Next: How will the system improve patient education?
7. “Will the system improve patient education?”
You’ll also want to check and see how user-friendly the system is in regards to patient education. Ideally, EHRs should help increase your case acceptance by improving the patient’s clinical experience and helping them understand treatment options.
“Previous to EHRs, you’d typically print out something for the patient to take home,” Uretz says. “EHRs will recognize details in the patient’s care while they’re in the chair, and with the push of a button, it’ll bring up an image or a video. If you have a tablet or a screen in front of the patient, you can show them in real time what you’re talking about. That’s powerful in helping the patient understand the procedure and agree that it’s necessary. If they don’t understand it, they’re not going to accept those cases. Some systems actually push patient education information to the portal as well. That allows you to interact more with the patient.”
Next: What about electronic referrals?
8. “Does the system offer electronic referrals?”
EHRs can act as a patient tracking system if they enable electronic referrals, Uretz says.
“The traditional process is a long workflow, and you don’t get confirmation when the patient goes to the specialist that you referred them to,” he says. “With EHRs, you have the ability to refer that patient out from the point of care. It is sort of like a UPS tracking system: It’ll send the referral to the specialist, and when the specialist works on the patient, it could potentially send that information back to the patient’s record in your practice. So there’s an electronic footprint of the patient going through the referral system back to you, and all the information is in the system.”
Next: What will the system do for patients?
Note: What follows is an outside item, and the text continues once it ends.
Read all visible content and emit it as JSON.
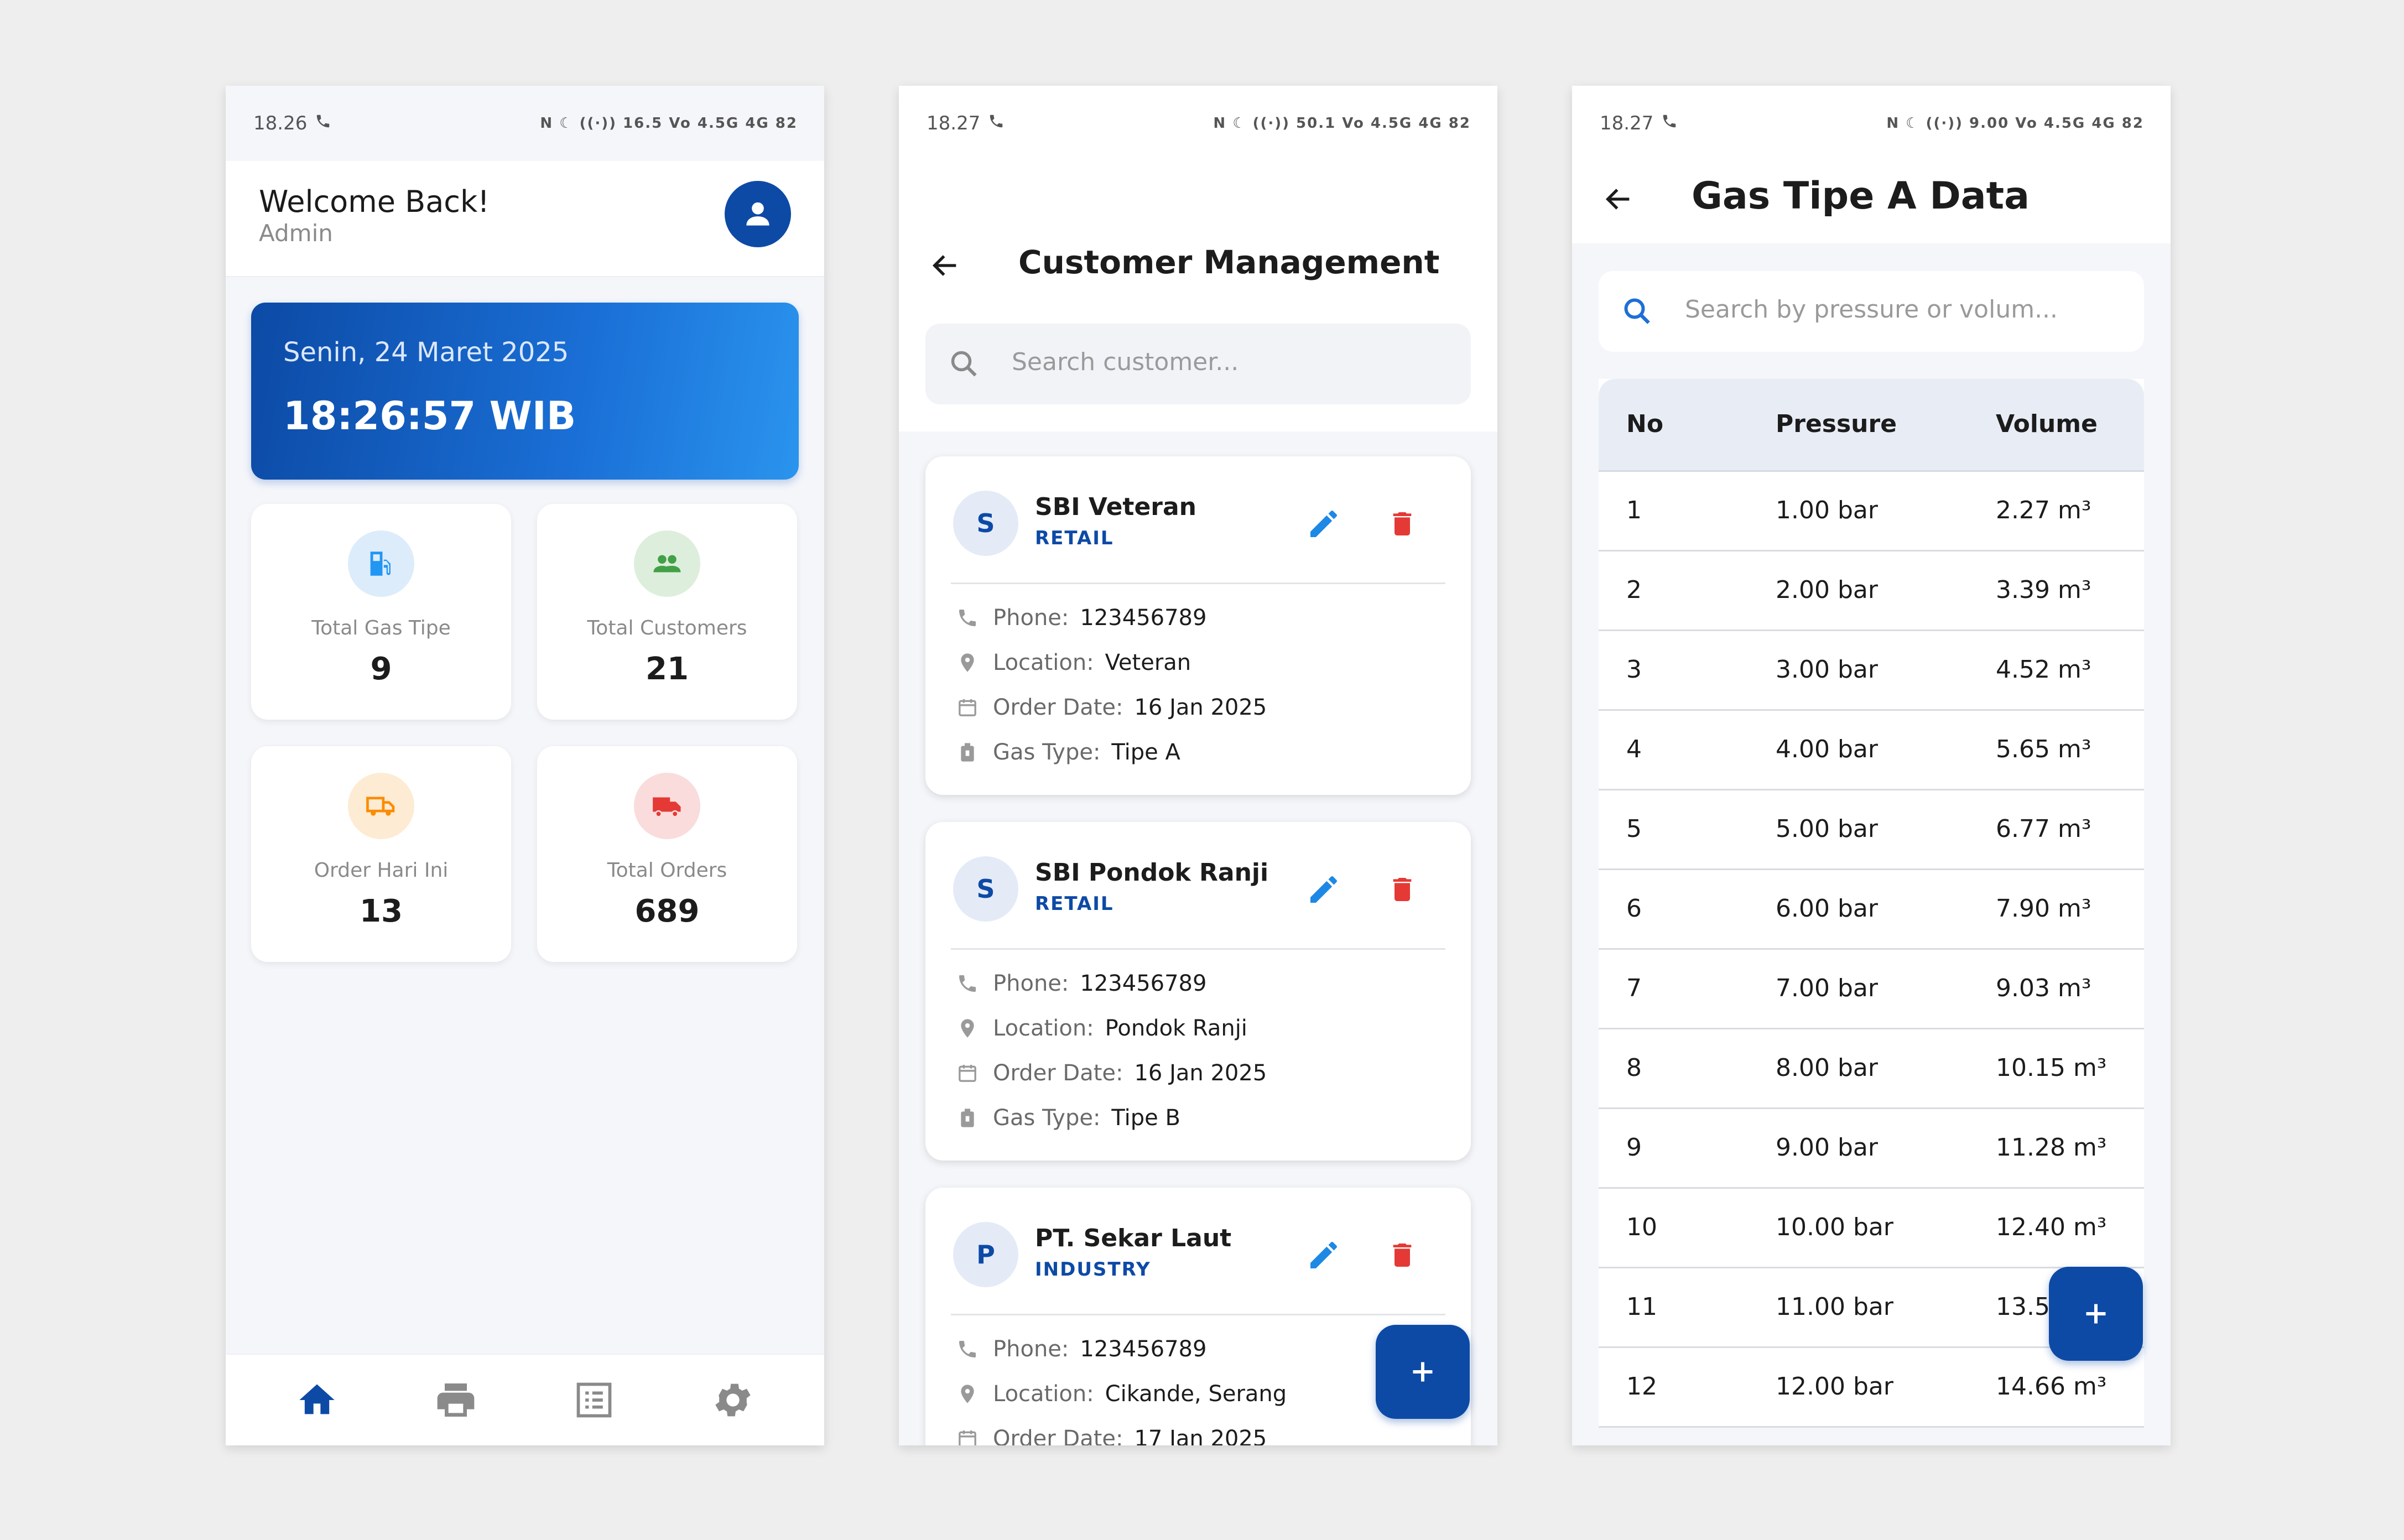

9. “Will the system help build a medical home for my patients?”
With the rise of education on the oral-systemic connection, the push for health care providers from all specialties to communicate with each other is getting stronger. Being able to share data with all of your patient’s providers is an essential benefit of electronic health records.
The patient’s providers sharing information to better treat their patient’s whole body health is called the medical home, and it’s important to make it more efficient, says Uretz.
“You do that by enabling each of the health care providers to communicate in the patient’s health record,” he says. “That way, each provider has a full picture of what’s been done on the patient, and they can make decisions based on a full picture of the patient’s health, and not just what that particular specialist is seeing. Dentistry is being brought into that more now that we know more about the oral-systemic connection. The only way to do that electronically is with proper electronic health records. In the future, the goal is to have all of those providers be able to share information and we are getting closer to this objective. As we progress with dental EHR technology, some of the more innovative dental software vendors are prescribing to the patient record interoperability standard, which has already been fully embraced by medical software vendors”
But that may be more of a benefit in the medical field than in dental, says Dr. Lavine.
“One of the main hallmarks of EHR products, at least in the medical field, is interoperability: the ability to exchange information with other providers and software products,” Dr. Lavine says. “We don’t have that in dentistry. It’s controlled by a few major players who all have their own proprietary products, so there’s no easy way to exchange patient information. A Dentrix user can’t exchange information with an Eaglesoft or a Softdent user. The whole purpose of EHR was to make it easier for health care providers to share information, but that’s not the case in dental from my experience.”